_Supplied information_
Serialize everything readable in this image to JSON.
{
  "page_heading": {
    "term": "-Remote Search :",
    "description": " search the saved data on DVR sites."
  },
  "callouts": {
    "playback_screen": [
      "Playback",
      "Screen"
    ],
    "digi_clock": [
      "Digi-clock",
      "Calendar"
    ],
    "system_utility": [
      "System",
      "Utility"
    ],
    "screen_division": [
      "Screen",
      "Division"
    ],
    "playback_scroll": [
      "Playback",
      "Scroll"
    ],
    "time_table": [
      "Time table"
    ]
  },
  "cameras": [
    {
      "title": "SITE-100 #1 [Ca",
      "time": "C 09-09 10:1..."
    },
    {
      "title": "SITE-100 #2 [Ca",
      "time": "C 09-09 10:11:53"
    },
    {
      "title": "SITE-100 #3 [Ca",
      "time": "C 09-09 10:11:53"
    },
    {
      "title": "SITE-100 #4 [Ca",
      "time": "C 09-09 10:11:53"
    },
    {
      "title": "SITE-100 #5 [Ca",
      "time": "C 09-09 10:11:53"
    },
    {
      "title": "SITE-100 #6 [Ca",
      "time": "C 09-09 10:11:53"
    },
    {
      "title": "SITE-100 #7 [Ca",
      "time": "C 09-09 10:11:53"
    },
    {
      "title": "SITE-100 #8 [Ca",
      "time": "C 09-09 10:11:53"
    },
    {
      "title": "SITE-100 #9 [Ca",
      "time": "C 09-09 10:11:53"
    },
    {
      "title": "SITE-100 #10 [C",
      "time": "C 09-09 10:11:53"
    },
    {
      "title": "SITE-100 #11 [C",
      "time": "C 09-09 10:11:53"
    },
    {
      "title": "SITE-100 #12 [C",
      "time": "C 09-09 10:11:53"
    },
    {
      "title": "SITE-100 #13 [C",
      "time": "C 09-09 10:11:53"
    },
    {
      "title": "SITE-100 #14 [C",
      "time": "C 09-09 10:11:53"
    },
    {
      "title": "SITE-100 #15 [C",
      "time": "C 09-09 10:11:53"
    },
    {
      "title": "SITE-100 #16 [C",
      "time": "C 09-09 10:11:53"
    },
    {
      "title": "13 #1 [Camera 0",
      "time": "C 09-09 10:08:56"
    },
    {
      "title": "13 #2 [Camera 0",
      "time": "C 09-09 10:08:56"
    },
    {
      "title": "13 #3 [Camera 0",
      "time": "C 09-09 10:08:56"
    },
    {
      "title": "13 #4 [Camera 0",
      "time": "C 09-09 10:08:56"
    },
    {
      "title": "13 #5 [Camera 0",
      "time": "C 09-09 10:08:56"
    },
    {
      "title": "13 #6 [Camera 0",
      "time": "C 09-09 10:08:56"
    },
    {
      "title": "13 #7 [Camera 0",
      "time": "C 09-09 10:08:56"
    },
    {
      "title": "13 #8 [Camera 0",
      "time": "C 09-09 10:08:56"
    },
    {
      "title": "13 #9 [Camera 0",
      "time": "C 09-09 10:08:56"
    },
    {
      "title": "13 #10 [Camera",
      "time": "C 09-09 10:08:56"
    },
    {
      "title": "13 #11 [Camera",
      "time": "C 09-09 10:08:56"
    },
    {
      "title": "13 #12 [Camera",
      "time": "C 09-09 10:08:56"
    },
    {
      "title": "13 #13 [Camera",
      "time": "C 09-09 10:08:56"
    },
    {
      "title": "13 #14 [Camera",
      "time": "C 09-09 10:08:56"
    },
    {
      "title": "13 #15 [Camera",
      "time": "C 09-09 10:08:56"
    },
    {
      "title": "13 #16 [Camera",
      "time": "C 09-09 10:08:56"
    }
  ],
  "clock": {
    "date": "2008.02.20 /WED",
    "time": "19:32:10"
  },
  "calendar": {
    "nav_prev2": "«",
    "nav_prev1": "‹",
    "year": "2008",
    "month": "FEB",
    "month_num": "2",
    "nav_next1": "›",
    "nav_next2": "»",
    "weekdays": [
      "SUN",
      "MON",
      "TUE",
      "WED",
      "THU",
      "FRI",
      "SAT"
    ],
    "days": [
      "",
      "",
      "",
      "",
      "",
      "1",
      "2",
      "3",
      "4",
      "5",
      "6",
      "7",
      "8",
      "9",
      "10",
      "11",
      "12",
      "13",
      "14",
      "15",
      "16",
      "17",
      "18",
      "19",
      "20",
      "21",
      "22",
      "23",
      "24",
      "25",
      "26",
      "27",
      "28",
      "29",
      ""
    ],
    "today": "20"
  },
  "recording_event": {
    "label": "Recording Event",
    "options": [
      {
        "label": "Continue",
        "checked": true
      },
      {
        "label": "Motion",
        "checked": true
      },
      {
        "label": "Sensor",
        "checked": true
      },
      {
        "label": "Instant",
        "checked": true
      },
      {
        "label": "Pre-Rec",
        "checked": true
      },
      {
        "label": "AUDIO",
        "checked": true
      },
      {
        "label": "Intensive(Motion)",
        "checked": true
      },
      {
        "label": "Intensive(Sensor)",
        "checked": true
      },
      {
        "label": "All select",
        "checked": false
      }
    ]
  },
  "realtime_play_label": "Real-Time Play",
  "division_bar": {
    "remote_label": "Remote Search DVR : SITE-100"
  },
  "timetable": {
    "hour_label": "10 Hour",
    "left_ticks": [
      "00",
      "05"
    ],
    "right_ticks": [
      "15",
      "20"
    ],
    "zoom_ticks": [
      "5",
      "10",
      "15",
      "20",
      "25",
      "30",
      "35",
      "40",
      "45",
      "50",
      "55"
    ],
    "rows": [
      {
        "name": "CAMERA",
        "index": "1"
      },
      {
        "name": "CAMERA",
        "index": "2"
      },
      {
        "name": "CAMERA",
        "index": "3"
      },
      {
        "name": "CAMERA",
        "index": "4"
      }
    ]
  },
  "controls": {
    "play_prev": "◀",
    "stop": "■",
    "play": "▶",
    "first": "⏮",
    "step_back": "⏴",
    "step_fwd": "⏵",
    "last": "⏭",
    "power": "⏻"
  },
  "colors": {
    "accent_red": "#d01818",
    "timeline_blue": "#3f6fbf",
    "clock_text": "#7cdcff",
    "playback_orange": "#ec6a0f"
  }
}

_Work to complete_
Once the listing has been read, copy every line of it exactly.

_Answer space_
Serialize everything readable in this image to JSON.
{
  "page_heading": {
    "term": "-Remote Search :",
    "description": " search the saved data on DVR sites."
  },
  "callouts": {
    "playback_screen": [
      "Playback",
      "Screen"
    ],
    "digi_clock": [
      "Digi-clock",
      "Calendar"
    ],
    "system_utility": [
      "System",
      "Utility"
    ],
    "screen_division": [
      "Screen",
      "Division"
    ],
    "playback_scroll": [
      "Playback",
      "Scroll"
    ],
    "time_table": [
      "Time table"
    ]
  },
  "cameras": [
    {
      "title": "SITE-100 #1 [Ca",
      "time": "C 09-09 10:1..."
    },
    {
      "title": "SITE-100 #2 [Ca",
      "time": "C 09-09 10:11:53"
    },
    {
      "title": "SITE-100 #3 [Ca",
      "time": "C 09-09 10:11:53"
    },
    {
      "title": "SITE-100 #4 [Ca",
      "time": "C 09-09 10:11:53"
    },
    {
      "title": "SITE-100 #5 [Ca",
      "time": "C 09-09 10:11:53"
    },
    {
      "title": "SITE-100 #6 [Ca",
      "time": "C 09-09 10:11:53"
    },
    {
      "title": "SITE-100 #7 [Ca",
      "time": "C 09-09 10:11:53"
    },
    {
      "title": "SITE-100 #8 [Ca",
      "time": "C 09-09 10:11:53"
    },
    {
      "title": "SITE-100 #9 [Ca",
      "time": "C 09-09 10:11:53"
    },
    {
      "title": "SITE-100 #10 [C",
      "time": "C 09-09 10:11:53"
    },
    {
      "title": "SITE-100 #11 [C",
      "time": "C 09-09 10:11:53"
    },
    {
      "title": "SITE-100 #12 [C",
      "time": "C 09-09 10:11:53"
    },
    {
      "title": "SITE-100 #13 [C",
      "time": "C 09-09 10:11:53"
    },
    {
      "title": "SITE-100 #14 [C",
      "time": "C 09-09 10:11:53"
    },
    {
      "title": "SITE-100 #15 [C",
      "time": "C 09-09 10:11:53"
    },
    {
      "title": "SITE-100 #16 [C",
      "time": "C 09-09 10:11:53"
    },
    {
      "title": "13 #1 [Camera 0",
      "time": "C 09-09 10:08:56"
    },
    {
      "title": "13 #2 [Camera 0",
      "time": "C 09-09 10:08:56"
    },
    {
      "title": "13 #3 [Camera 0",
      "time": "C 09-09 10:08:56"
    },
    {
      "title": "13 #4 [Camera 0",
      "time": "C 09-09 10:08:56"
    },
    {
      "title": "13 #5 [Camera 0",
      "time": "C 09-09 10:08:56"
    },
    {
      "title": "13 #6 [Camera 0",
      "time": "C 09-09 10:08:56"
    },
    {
      "title": "13 #7 [Camera 0",
      "time": "C 09-09 10:08:56"
    },
    {
      "title": "13 #8 [Camera 0",
      "time": "C 09-09 10:08:56"
    },
    {
      "title": "13 #9 [Camera 0",
      "time": "C 09-09 10:08:56"
    },
    {
      "title": "13 #10 [Camera",
      "time": "C 09-09 10:08:56"
    },
    {
      "title": "13 #11 [Camera",
      "time": "C 09-09 10:08:56"
    },
    {
      "title": "13 #12 [Camera",
      "time": "C 09-09 10:08:56"
    },
    {
      "title": "13 #13 [Camera",
      "time": "C 09-09 10:08:56"
    },
    {
      "title": "13 #14 [Camera",
      "time": "C 09-09 10:08:56"
    },
    {
      "title": "13 #15 [Camera",
      "time": "C 09-09 10:08:56"
    },
    {
      "title": "13 #16 [Camera",
      "time": "C 09-09 10:08:56"
    }
  ],
  "clock": {
    "date": "2008.02.20 /WED",
    "time": "19:32:10"
  },
  "calendar": {
    "nav_prev2": "«",
    "nav_prev1": "‹",
    "year": "2008",
    "month": "FEB",
    "month_num": "2",
    "nav_next1": "›",
    "nav_next2": "»",
    "weekdays": [
      "SUN",
      "MON",
      "TUE",
      "WED",
      "THU",
      "FRI",
      "SAT"
    ],
    "days": [
      "",
      "",
      "",
      "",
      "",
      "1",
      "2",
      "3",
      "4",
      "5",
      "6",
      "7",
      "8",
      "9",
      "10",
      "11",
      "12",
      "13",
      "14",
      "15",
      "16",
      "17",
      "18",
      "19",
      "20",
      "21",
      "22",
      "23",
      "24",
      "25",
      "26",
      "27",
      "28",
      "29",
      ""
    ],
    "today": "20"
  },
  "recording_event": {
    "label": "Recording Event",
    "options": [
      {
        "label": "Continue",
        "checked": true
      },
      {
        "label": "Motion",
        "checked": true
      },
      {
        "label": "Sensor",
        "checked": true
      },
      {
        "label": "Instant",
        "checked": true
      },
      {
        "label": "Pre-Rec",
        "checked": true
      },
      {
        "label": "AUDIO",
        "checked": true
      },
      {
        "label": "Intensive(Motion)",
        "checked": true
      },
      {
        "label": "Intensive(Sensor)",
        "checked": true
      },
      {
        "label": "All select",
        "checked": false
      }
    ]
  },
  "realtime_play_label": "Real-Time Play",
  "division_bar": {
    "remote_label": "Remote Search DVR : SITE-100"
  },
  "timetable": {
    "hour_label": "10 Hour",
    "left_ticks": [
      "00",
      "05"
    ],
    "right_ticks": [
      "15",
      "20"
    ],
    "zoom_ticks": [
      "5",
      "10",
      "15",
      "20",
      "25",
      "30",
      "35",
      "40",
      "45",
      "50",
      "55"
    ],
    "rows": [
      {
        "name": "CAMERA",
        "index": "1"
      },
      {
        "name": "CAMERA",
        "index": "2"
      },
      {
        "name": "CAMERA",
        "index": "3"
      },
      {
        "name": "CAMERA",
        "index": "4"
      }
    ]
  },
  "controls": {
    "play_prev": "◀",
    "stop": "■",
    "play": "▶",
    "first": "⏮",
    "step_back": "⏴",
    "step_fwd": "⏵",
    "last": "⏭",
    "power": "⏻"
  },
  "colors": {
    "accent_red": "#d01818",
    "timeline_blue": "#3f6fbf",
    "clock_text": "#7cdcff",
    "playback_orange": "#ec6a0f"
  }
}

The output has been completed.